**WORK ITEM**
Search the records for the word "photos" and report each line that has it.

**ENTRIES SHOWN**

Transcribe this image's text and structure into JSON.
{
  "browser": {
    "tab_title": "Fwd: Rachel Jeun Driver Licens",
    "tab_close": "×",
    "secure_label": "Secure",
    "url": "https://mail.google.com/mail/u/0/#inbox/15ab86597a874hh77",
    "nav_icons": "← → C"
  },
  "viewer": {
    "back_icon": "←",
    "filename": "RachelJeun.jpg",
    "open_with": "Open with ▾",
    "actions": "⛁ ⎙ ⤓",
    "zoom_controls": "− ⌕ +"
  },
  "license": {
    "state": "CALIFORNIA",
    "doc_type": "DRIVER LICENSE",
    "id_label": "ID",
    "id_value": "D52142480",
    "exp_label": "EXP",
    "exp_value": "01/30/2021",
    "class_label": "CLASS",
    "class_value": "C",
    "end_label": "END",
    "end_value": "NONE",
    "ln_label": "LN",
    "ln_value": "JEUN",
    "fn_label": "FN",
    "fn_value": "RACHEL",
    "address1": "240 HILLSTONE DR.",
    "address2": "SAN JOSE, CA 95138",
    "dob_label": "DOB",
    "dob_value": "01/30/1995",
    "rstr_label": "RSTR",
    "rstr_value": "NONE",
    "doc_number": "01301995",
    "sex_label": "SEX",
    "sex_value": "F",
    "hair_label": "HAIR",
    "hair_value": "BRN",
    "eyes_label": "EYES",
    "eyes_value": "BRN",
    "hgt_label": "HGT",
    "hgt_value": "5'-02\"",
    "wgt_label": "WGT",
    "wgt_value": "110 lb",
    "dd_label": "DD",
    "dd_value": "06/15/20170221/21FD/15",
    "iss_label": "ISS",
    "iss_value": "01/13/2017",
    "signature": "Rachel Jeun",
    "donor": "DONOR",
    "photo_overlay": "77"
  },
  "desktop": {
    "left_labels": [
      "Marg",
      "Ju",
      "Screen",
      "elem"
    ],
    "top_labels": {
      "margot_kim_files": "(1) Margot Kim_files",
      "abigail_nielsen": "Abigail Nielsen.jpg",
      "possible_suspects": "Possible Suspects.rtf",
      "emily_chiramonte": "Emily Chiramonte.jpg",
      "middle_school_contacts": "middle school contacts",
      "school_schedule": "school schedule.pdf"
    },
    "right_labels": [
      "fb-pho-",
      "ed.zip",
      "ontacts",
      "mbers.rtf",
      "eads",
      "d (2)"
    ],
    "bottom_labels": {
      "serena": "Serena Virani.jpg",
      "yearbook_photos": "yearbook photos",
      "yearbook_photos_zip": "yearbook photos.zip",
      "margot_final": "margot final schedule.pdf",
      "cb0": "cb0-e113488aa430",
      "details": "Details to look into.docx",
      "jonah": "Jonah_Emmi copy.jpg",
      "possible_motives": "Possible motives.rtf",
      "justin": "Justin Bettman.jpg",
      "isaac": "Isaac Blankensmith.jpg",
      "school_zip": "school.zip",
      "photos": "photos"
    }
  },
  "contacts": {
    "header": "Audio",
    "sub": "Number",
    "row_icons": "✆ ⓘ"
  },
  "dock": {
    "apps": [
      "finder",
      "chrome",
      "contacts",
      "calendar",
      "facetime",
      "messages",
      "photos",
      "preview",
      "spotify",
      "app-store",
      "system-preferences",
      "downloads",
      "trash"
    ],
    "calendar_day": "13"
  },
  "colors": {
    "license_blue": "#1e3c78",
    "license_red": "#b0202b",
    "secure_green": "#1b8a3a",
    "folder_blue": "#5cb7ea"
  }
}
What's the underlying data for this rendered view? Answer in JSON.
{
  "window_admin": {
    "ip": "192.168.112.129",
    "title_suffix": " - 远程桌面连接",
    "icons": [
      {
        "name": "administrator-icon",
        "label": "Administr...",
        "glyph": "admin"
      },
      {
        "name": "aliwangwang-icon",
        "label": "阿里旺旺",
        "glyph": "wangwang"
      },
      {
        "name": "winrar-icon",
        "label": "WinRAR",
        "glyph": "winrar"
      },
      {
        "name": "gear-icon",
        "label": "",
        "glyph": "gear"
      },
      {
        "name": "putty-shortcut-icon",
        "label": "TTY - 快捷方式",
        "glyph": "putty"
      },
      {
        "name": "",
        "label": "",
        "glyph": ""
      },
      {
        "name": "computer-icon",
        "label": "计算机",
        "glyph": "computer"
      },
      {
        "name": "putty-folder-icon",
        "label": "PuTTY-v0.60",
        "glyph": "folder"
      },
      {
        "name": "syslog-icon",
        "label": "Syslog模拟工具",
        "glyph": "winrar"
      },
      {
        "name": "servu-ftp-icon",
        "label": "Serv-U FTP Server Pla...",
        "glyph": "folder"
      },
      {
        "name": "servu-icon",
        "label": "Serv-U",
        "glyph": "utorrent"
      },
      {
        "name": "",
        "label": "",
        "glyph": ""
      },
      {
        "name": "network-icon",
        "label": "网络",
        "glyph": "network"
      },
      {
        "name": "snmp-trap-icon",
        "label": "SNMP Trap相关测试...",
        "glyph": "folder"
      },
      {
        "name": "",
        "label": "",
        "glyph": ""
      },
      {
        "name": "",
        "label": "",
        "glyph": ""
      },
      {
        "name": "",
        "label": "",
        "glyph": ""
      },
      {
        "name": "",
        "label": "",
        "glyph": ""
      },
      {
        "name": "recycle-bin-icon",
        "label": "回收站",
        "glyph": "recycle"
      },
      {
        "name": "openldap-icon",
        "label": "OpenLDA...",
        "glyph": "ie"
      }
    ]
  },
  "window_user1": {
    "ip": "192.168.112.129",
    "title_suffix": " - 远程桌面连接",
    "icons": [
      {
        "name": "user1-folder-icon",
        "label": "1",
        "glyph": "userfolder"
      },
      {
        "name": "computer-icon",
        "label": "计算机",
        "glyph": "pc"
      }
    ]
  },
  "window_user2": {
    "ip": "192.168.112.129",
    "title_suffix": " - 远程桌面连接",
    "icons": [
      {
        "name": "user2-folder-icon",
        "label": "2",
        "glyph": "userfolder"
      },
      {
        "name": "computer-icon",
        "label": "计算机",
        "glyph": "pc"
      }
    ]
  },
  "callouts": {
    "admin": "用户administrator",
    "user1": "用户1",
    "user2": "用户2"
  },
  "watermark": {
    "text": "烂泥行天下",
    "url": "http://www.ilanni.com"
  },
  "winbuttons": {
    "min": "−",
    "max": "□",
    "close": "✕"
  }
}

**SOLUTION BELOW**
      "yearbook_photos": "yearbook photos",
      "yearbook_photos_zip": "yearbook photos.zip",
      "photos": "photos"
      "photos",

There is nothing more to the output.